TASK TO COMPLETE: Among the entries below, find all lines that include "screenshot" and copy them.

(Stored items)
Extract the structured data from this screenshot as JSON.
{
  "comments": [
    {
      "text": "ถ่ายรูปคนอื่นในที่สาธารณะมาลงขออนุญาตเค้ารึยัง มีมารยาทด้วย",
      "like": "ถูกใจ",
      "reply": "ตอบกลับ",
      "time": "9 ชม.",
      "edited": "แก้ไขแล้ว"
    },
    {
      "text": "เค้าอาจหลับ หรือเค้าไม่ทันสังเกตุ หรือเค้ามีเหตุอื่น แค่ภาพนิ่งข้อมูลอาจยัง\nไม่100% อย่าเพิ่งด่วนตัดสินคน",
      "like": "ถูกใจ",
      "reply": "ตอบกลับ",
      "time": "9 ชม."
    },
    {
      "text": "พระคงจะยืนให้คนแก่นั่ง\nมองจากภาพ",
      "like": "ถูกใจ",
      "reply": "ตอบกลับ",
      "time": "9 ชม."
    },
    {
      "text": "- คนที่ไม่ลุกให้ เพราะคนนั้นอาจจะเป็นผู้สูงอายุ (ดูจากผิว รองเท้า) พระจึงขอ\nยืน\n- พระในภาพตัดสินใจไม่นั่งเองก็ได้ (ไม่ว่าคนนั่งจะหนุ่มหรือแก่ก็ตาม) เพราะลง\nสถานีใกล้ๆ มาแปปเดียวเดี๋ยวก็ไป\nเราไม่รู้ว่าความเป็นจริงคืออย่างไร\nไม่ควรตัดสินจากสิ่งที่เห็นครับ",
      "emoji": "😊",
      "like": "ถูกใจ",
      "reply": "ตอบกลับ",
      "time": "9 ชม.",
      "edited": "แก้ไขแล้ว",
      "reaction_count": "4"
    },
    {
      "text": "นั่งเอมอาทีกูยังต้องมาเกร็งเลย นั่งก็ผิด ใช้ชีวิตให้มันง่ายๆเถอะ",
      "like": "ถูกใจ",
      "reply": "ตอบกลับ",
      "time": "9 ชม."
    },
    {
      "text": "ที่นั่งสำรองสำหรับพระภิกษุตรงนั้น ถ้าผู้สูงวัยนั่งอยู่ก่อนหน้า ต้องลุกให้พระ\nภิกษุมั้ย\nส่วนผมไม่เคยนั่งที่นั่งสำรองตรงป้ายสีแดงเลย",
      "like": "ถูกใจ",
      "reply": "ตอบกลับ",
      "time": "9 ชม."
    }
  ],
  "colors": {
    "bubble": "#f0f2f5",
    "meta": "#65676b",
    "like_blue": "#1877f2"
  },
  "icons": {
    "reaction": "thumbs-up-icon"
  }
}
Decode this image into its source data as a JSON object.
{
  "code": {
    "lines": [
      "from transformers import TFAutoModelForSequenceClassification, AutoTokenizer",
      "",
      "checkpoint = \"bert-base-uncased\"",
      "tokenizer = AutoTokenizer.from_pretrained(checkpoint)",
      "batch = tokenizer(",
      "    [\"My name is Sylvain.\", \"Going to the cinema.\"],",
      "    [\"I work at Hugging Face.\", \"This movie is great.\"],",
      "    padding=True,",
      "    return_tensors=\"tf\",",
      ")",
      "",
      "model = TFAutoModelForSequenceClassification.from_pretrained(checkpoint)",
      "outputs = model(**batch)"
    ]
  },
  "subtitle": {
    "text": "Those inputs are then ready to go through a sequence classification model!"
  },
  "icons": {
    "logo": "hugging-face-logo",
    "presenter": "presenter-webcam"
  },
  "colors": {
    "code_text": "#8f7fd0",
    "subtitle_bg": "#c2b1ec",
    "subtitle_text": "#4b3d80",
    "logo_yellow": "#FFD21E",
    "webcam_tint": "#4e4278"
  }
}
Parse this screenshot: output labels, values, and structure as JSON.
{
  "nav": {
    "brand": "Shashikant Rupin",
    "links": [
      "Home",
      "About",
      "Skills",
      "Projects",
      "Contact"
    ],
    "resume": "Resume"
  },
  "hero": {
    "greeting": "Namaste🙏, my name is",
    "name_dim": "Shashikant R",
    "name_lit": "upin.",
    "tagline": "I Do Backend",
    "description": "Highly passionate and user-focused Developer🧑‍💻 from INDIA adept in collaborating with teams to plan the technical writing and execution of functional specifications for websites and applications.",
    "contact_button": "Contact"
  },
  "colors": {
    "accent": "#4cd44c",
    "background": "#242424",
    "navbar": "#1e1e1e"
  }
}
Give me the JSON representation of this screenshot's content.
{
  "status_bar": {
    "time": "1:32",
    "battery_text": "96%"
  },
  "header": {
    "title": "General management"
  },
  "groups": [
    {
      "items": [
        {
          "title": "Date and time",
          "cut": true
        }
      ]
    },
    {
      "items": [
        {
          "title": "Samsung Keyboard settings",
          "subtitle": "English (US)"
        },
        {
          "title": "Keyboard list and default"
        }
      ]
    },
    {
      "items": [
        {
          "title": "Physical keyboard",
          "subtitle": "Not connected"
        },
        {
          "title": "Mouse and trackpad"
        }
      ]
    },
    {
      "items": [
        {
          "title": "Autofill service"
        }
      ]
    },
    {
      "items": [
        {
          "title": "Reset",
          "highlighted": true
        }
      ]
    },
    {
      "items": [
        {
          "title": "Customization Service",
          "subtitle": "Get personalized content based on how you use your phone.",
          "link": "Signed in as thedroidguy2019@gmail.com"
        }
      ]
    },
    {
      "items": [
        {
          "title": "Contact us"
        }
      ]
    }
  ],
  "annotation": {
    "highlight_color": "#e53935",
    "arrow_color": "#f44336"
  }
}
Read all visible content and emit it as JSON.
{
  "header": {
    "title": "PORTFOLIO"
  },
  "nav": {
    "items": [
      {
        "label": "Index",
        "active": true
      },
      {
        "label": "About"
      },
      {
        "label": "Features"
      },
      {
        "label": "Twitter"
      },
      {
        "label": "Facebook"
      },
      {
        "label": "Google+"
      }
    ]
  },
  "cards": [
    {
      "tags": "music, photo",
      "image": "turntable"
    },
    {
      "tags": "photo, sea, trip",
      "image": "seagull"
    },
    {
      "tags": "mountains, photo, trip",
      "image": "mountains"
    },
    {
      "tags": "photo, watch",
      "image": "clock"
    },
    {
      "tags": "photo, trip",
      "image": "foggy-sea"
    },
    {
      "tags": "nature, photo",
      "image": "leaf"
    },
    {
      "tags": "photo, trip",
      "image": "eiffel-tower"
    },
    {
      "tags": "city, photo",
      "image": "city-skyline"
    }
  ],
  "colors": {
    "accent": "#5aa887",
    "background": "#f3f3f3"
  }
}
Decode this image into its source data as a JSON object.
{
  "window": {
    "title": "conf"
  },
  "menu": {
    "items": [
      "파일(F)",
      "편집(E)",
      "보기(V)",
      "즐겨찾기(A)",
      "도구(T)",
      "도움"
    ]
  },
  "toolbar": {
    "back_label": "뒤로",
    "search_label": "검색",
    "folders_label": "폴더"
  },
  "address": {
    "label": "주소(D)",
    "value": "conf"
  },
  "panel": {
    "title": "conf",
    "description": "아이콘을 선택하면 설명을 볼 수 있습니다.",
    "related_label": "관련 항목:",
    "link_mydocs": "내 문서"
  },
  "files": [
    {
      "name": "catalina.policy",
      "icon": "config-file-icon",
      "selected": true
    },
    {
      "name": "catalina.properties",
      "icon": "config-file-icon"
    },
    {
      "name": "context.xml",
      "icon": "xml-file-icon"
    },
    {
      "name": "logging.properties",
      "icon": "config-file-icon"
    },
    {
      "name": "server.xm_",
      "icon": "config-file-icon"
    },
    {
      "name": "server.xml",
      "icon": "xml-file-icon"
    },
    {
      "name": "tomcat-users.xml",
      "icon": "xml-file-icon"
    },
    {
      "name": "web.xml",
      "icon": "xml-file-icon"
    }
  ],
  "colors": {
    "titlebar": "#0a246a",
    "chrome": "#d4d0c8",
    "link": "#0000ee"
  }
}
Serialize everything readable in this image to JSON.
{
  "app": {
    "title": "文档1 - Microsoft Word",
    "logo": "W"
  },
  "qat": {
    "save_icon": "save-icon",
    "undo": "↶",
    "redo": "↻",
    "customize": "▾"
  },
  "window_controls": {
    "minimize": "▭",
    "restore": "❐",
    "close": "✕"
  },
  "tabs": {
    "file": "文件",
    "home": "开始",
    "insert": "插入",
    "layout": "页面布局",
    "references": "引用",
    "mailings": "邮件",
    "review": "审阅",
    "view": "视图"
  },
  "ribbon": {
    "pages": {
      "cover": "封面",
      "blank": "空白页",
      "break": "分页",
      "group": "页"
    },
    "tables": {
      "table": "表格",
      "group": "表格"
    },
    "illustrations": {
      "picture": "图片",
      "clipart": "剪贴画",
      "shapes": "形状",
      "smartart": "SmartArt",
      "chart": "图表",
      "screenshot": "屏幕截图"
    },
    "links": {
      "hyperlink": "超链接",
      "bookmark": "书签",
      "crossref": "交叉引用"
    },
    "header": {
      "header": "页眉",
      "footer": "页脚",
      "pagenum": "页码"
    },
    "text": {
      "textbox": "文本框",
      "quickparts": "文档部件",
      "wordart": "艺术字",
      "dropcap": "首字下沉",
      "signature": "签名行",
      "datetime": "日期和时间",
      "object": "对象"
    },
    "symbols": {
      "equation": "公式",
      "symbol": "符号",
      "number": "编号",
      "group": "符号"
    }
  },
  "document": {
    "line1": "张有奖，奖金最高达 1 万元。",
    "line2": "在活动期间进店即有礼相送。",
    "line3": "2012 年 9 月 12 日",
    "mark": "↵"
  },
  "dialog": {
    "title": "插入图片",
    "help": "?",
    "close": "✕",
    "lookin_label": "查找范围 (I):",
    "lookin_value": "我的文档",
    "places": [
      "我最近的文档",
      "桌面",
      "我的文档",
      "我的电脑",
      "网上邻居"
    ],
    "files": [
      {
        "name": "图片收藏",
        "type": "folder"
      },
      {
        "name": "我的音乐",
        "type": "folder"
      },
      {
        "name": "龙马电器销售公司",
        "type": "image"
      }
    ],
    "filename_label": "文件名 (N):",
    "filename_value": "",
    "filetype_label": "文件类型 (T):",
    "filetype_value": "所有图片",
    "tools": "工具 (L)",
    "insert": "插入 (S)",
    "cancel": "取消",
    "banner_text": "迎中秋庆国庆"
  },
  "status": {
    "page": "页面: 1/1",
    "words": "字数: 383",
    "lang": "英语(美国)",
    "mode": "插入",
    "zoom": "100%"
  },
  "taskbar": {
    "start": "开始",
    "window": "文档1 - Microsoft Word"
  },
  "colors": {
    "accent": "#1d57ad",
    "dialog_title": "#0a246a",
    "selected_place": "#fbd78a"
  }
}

RESULT OF THIS EXERCISE:
Extract the structured data from this screenshot as JSON.
Parse this screenshot: output labels, values, and structure as JSON.
Give me the JSON representation of this screenshot's content.
      "screenshot": "屏幕截图"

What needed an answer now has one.